▸ **WORK REQUIRED**: Once the images are set aside, output the listing exactly as it stands.
#####
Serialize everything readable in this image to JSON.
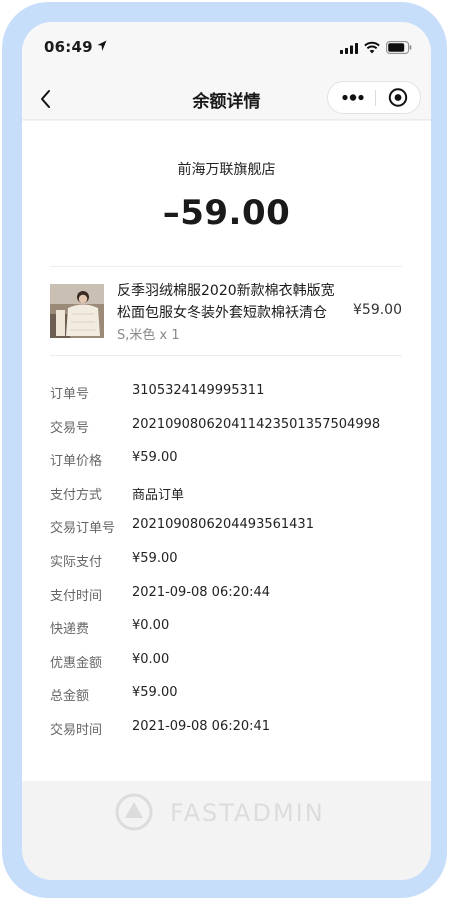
{
  "status_bar": {
    "time": "06:49"
  },
  "nav": {
    "title": "余额详情"
  },
  "order": {
    "shop_name": "前海万联旗舰店",
    "amount": "–59.00"
  },
  "product": {
    "title": "反季羽绒棉服2020新款棉衣韩版宽松面包服女冬装外套短款棉袄清仓",
    "price": "¥59.00",
    "spec": "S,米色 x 1"
  },
  "details": [
    {
      "label": "订单号",
      "value": "3105324149995311"
    },
    {
      "label": "交易号",
      "value": "202109080620411423501357504998"
    },
    {
      "label": "订单价格",
      "value": "¥59.00"
    },
    {
      "label": "支付方式",
      "value": "商品订单"
    },
    {
      "label": "交易订单号",
      "value": "2021090806204493561431"
    },
    {
      "label": "实际支付",
      "value": "¥59.00"
    },
    {
      "label": "支付时间",
      "value": "2021-09-08 06:20:44"
    },
    {
      "label": "快递费",
      "value": "¥0.00"
    },
    {
      "label": "优惠金额",
      "value": "¥0.00"
    },
    {
      "label": "总金额",
      "value": "¥59.00"
    },
    {
      "label": "交易时间",
      "value": "2021-09-08 06:20:41"
    }
  ],
  "watermark": {
    "text": "FASTADMIN"
  },
  "icons": {
    "location": "location-arrow-icon",
    "signal": "cellular-signal-icon",
    "wifi": "wifi-icon",
    "battery": "battery-icon",
    "back": "chevron-left-icon",
    "more": "more-dots-icon",
    "close": "target-close-icon"
  },
  "colors": {
    "frame": "#c7defb",
    "screen_bg": "#f3f3f4",
    "card_bg": "#ffffff"
  }
}
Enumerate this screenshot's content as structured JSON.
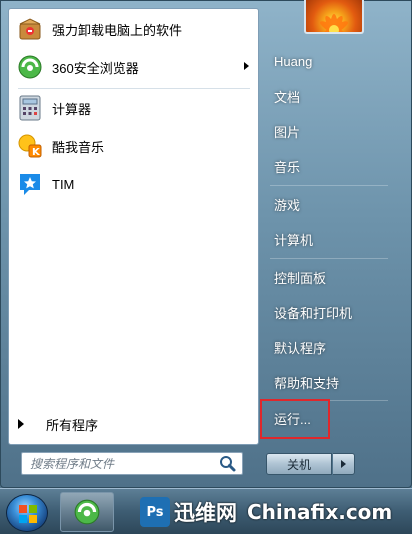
{
  "left_panel": {
    "pinned": [
      {
        "label": "强力卸载电脑上的软件",
        "icon": "box-uninstall-icon"
      },
      {
        "label": "360安全浏览器",
        "icon": "browser-360-icon",
        "has_submenu": true
      }
    ],
    "recent": [
      {
        "label": "计算器",
        "icon": "calculator-icon"
      },
      {
        "label": "酷我音乐",
        "icon": "kuwo-music-icon"
      },
      {
        "label": "TIM",
        "icon": "tim-icon"
      }
    ],
    "all_programs": "所有程序"
  },
  "search": {
    "placeholder": "搜索程序和文件"
  },
  "right_panel": {
    "items": [
      "Huang",
      "文档",
      "图片",
      "音乐",
      "游戏",
      "计算机",
      "控制面板",
      "设备和打印机",
      "默认程序",
      "帮助和支持",
      "运行..."
    ]
  },
  "shutdown": {
    "label": "关机"
  },
  "watermark": {
    "badge": "Ps",
    "cn": "迅维网",
    "en": "Chinafix.com"
  },
  "colors": {
    "highlight_box": "#e0272b",
    "panel_bg": "#ffffff"
  }
}
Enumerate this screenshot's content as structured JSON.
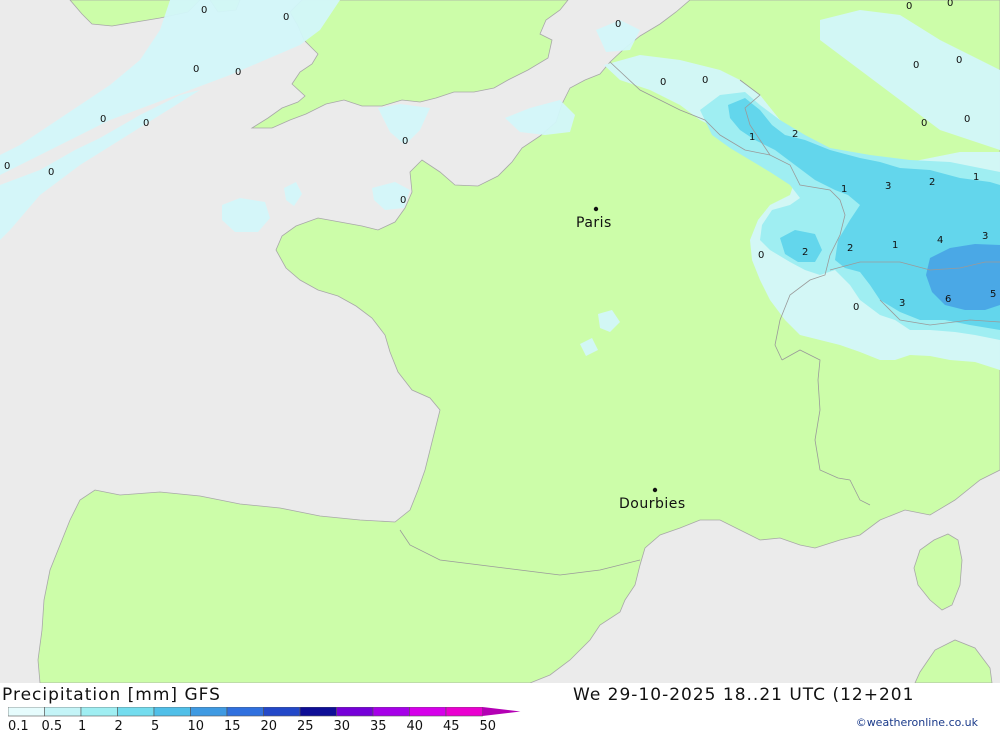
{
  "map": {
    "cities": [
      {
        "name": "Paris"
      },
      {
        "name": "Dourbies"
      }
    ],
    "precip_values": [
      "0",
      "0",
      "0",
      "0",
      "0",
      "0",
      "0",
      "0",
      "0",
      "0",
      "0",
      "0",
      "0",
      "0",
      "0",
      "0",
      "0",
      "0",
      "1",
      "2",
      "1",
      "3",
      "2",
      "1",
      "0",
      "2",
      "2",
      "1",
      "4",
      "3",
      "0",
      "3",
      "6",
      "5"
    ],
    "colors": {
      "sea": "#ebebeb",
      "land": "#ccfda9",
      "precip_light": "#d3f7fa",
      "precip_mid": "#9feef2",
      "precip_mod": "#63d6ec",
      "precip_heavy": "#4aa8e6",
      "border": "#999999"
    }
  },
  "footer": {
    "title": "Precipitation [mm] GFS",
    "datetime": "We 29-10-2025 18..21 UTC (12+201",
    "credit": "©weatheronline.co.uk"
  },
  "legend": {
    "labels": [
      "0.1",
      "0.5",
      "1",
      "2",
      "5",
      "10",
      "15",
      "20",
      "25",
      "30",
      "35",
      "40",
      "45",
      "50"
    ],
    "colors": [
      "#e6fcfd",
      "#c4f4f7",
      "#9feef2",
      "#73dcee",
      "#50bfe8",
      "#3f9ae2",
      "#3070de",
      "#2348c8",
      "#0e0e96",
      "#7500d8",
      "#a600e8",
      "#d600ea",
      "#ea00d0",
      "#b400b4"
    ]
  }
}
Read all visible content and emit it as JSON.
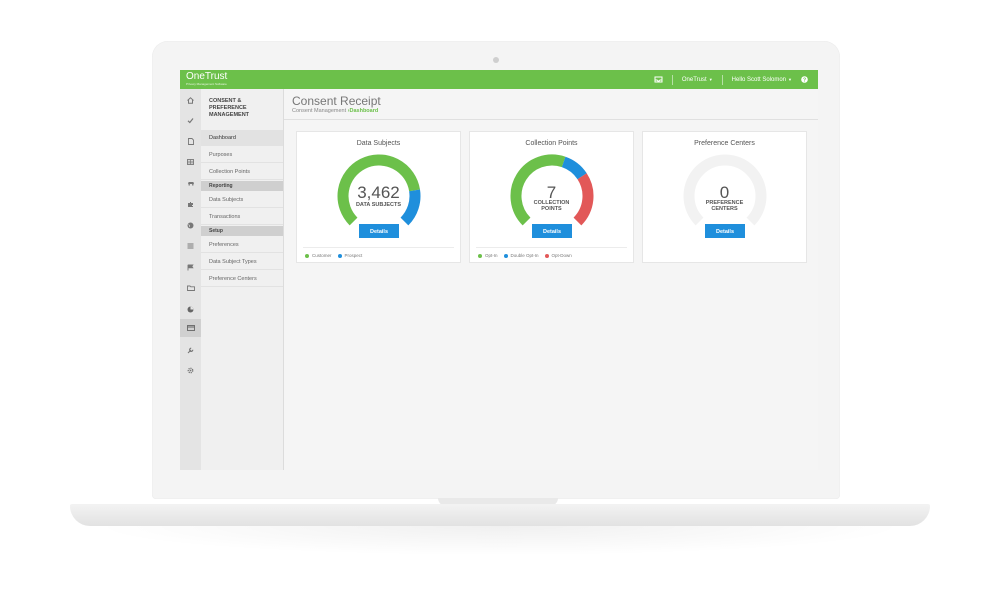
{
  "colors": {
    "brand_green": "#6cc04a",
    "accent_blue": "#1f8fdc",
    "opt_down_red": "#e25858",
    "empty_ring": "#f2f2f2"
  },
  "topbar": {
    "brand": "OneTrust",
    "brand_sub": "Privacy Management Software",
    "org_menu": "OneTrust",
    "user_menu": "Hello Scott Solomon",
    "icons": [
      "inbox-icon",
      "help-icon"
    ]
  },
  "rail": {
    "icons": [
      "home-icon",
      "check-icon",
      "document-icon",
      "grid-icon",
      "car-icon",
      "puzzle-icon",
      "globe-icon",
      "list-icon",
      "flag-icon",
      "folder-icon",
      "pie-icon",
      "card-icon",
      "wrench-icon",
      "gear-icon"
    ],
    "active_index": 11
  },
  "subnav": {
    "title": "CONSENT & PREFERENCE MANAGEMENT",
    "items": {
      "dashboard": "Dashboard",
      "purposes": "Purposes",
      "collection_points": "Collection Points",
      "reporting": "Reporting",
      "data_subjects": "Data Subjects",
      "transactions": "Transactions",
      "setup": "Setup",
      "preferences": "Preferences",
      "data_subject_types": "Data Subject Types",
      "preference_centers": "Preference Centers"
    }
  },
  "main": {
    "title": "Consent Receipt",
    "breadcrumb_parent": "Consent Management",
    "breadcrumb_sep": "›",
    "breadcrumb_current": "Dashboard"
  },
  "cards": [
    {
      "title": "Data Subjects",
      "value": "3,462",
      "label": "DATA SUBJECTS",
      "button": "Details",
      "segments": [
        {
          "name": "Customer",
          "fraction": 0.8,
          "color": "#6cc04a"
        },
        {
          "name": "Prospect",
          "fraction": 0.2,
          "color": "#1f8fdc"
        }
      ],
      "legend": [
        "Customer",
        "Prospect"
      ]
    },
    {
      "title": "Collection Points",
      "value": "7",
      "label_line1": "COLLECTION",
      "label_line2": "POINTS",
      "button": "Details",
      "segments": [
        {
          "name": "Opt-In",
          "fraction": 0.57,
          "color": "#6cc04a"
        },
        {
          "name": "Double Opt-In",
          "fraction": 0.14,
          "color": "#1f8fdc"
        },
        {
          "name": "Opt-Down",
          "fraction": 0.29,
          "color": "#e25858"
        }
      ],
      "legend": [
        "Opt-In",
        "Double Opt-In",
        "Opt-Down"
      ]
    },
    {
      "title": "Preference Centers",
      "value": "0",
      "label_line1": "PREFERENCE",
      "label_line2": "CENTERS",
      "button": "Details",
      "segments": [],
      "legend": []
    }
  ]
}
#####
▸ **SOLUTION BELOW**:
Serialize everything readable in this image to JSON.
{
  "status_bar": {
    "time": "06:49"
  },
  "nav": {
    "title": "余额详情"
  },
  "order": {
    "shop_name": "前海万联旗舰店",
    "amount": "–59.00"
  },
  "product": {
    "title": "反季羽绒棉服2020新款棉衣韩版宽松面包服女冬装外套短款棉袄清仓",
    "price": "¥59.00",
    "spec": "S,米色 x 1"
  },
  "details": [
    {
      "label": "订单号",
      "value": "3105324149995311"
    },
    {
      "label": "交易号",
      "value": "202109080620411423501357504998"
    },
    {
      "label": "订单价格",
      "value": "¥59.00"
    },
    {
      "label": "支付方式",
      "value": "商品订单"
    },
    {
      "label": "交易订单号",
      "value": "2021090806204493561431"
    },
    {
      "label": "实际支付",
      "value": "¥59.00"
    },
    {
      "label": "支付时间",
      "value": "2021-09-08 06:20:44"
    },
    {
      "label": "快递费",
      "value": "¥0.00"
    },
    {
      "label": "优惠金额",
      "value": "¥0.00"
    },
    {
      "label": "总金额",
      "value": "¥59.00"
    },
    {
      "label": "交易时间",
      "value": "2021-09-08 06:20:41"
    }
  ],
  "watermark": {
    "text": "FASTADMIN"
  },
  "icons": {
    "location": "location-arrow-icon",
    "signal": "cellular-signal-icon",
    "wifi": "wifi-icon",
    "battery": "battery-icon",
    "back": "chevron-left-icon",
    "more": "more-dots-icon",
    "close": "target-close-icon"
  },
  "colors": {
    "frame": "#c7defb",
    "screen_bg": "#f3f3f4",
    "card_bg": "#ffffff"
  }
}
Enumerate this screenshot's content as structured JSON.
{
  "left_panel": {
    "pinned": [
      {
        "label": "强力卸载电脑上的软件",
        "icon": "box-uninstall-icon"
      },
      {
        "label": "360安全浏览器",
        "icon": "browser-360-icon",
        "has_submenu": true
      }
    ],
    "recent": [
      {
        "label": "计算器",
        "icon": "calculator-icon"
      },
      {
        "label": "酷我音乐",
        "icon": "kuwo-music-icon"
      },
      {
        "label": "TIM",
        "icon": "tim-icon"
      }
    ],
    "all_programs": "所有程序"
  },
  "search": {
    "placeholder": "搜索程序和文件"
  },
  "right_panel": {
    "items": [
      "Huang",
      "文档",
      "图片",
      "音乐",
      "游戏",
      "计算机",
      "控制面板",
      "设备和打印机",
      "默认程序",
      "帮助和支持",
      "运行..."
    ]
  },
  "shutdown": {
    "label": "关机"
  },
  "watermark": {
    "badge": "Ps",
    "cn": "迅维网",
    "en": "Chinafix.com"
  },
  "colors": {
    "highlight_box": "#e0272b",
    "panel_bg": "#ffffff"
  }
}
Enumerate this screenshot's content as structured JSON.
{
  "map": {
    "cities": [
      {
        "name": "Paris"
      },
      {
        "name": "Dourbies"
      }
    ],
    "precip_values": [
      "0",
      "0",
      "0",
      "0",
      "0",
      "0",
      "0",
      "0",
      "0",
      "0",
      "0",
      "0",
      "0",
      "0",
      "0",
      "0",
      "0",
      "0",
      "1",
      "2",
      "1",
      "3",
      "2",
      "1",
      "0",
      "2",
      "2",
      "1",
      "4",
      "3",
      "0",
      "3",
      "6",
      "5"
    ],
    "colors": {
      "sea": "#ebebeb",
      "land": "#ccfda9",
      "precip_light": "#d3f7fa",
      "precip_mid": "#9feef2",
      "precip_mod": "#63d6ec",
      "precip_heavy": "#4aa8e6",
      "border": "#999999"
    }
  },
  "footer": {
    "title": "Precipitation [mm] GFS",
    "datetime": "We 29-10-2025 18..21 UTC (12+201",
    "credit": "©weatheronline.co.uk"
  },
  "legend": {
    "labels": [
      "0.1",
      "0.5",
      "1",
      "2",
      "5",
      "10",
      "15",
      "20",
      "25",
      "30",
      "35",
      "40",
      "45",
      "50"
    ],
    "colors": [
      "#e6fcfd",
      "#c4f4f7",
      "#9feef2",
      "#73dcee",
      "#50bfe8",
      "#3f9ae2",
      "#3070de",
      "#2348c8",
      "#0e0e96",
      "#7500d8",
      "#a600e8",
      "#d600ea",
      "#ea00d0",
      "#b400b4"
    ]
  }
}
Read all visible content and emit it as JSON.
{
  "colors": {
    "brand_green": "#6cc04a",
    "accent_blue": "#1f8fdc",
    "opt_down_red": "#e25858",
    "empty_ring": "#f2f2f2"
  },
  "topbar": {
    "brand": "OneTrust",
    "brand_sub": "Privacy Management Software",
    "org_menu": "OneTrust",
    "user_menu": "Hello Scott Solomon",
    "icons": [
      "inbox-icon",
      "help-icon"
    ]
  },
  "rail": {
    "icons": [
      "home-icon",
      "check-icon",
      "document-icon",
      "grid-icon",
      "car-icon",
      "puzzle-icon",
      "globe-icon",
      "list-icon",
      "flag-icon",
      "folder-icon",
      "pie-icon",
      "card-icon",
      "wrench-icon",
      "gear-icon"
    ],
    "active_index": 11
  },
  "subnav": {
    "title": "CONSENT & PREFERENCE MANAGEMENT",
    "items": {
      "dashboard": "Dashboard",
      "purposes": "Purposes",
      "collection_points": "Collection Points",
      "reporting": "Reporting",
      "data_subjects": "Data Subjects",
      "transactions": "Transactions",
      "setup": "Setup",
      "preferences": "Preferences",
      "data_subject_types": "Data Subject Types",
      "preference_centers": "Preference Centers"
    }
  },
  "main": {
    "title": "Consent Receipt",
    "breadcrumb_parent": "Consent Management",
    "breadcrumb_sep": "›",
    "breadcrumb_current": "Dashboard"
  },
  "cards": [
    {
      "title": "Data Subjects",
      "value": "3,462",
      "label": "DATA SUBJECTS",
      "button": "Details",
      "segments": [
        {
          "name": "Customer",
          "fraction": 0.8,
          "color": "#6cc04a"
        },
        {
          "name": "Prospect",
          "fraction": 0.2,
          "color": "#1f8fdc"
        }
      ],
      "legend": [
        "Customer",
        "Prospect"
      ]
    },
    {
      "title": "Collection Points",
      "value": "7",
      "label_line1": "COLLECTION",
      "label_line2": "POINTS",
      "button": "Details",
      "segments": [
        {
          "name": "Opt-In",
          "fraction": 0.57,
          "color": "#6cc04a"
        },
        {
          "name": "Double Opt-In",
          "fraction": 0.14,
          "color": "#1f8fdc"
        },
        {
          "name": "Opt-Down",
          "fraction": 0.29,
          "color": "#e25858"
        }
      ],
      "legend": [
        "Opt-In",
        "Double Opt-In",
        "Opt-Down"
      ]
    },
    {
      "title": "Preference Centers",
      "value": "0",
      "label_line1": "PREFERENCE",
      "label_line2": "CENTERS",
      "button": "Details",
      "segments": [],
      "legend": []
    }
  ]
}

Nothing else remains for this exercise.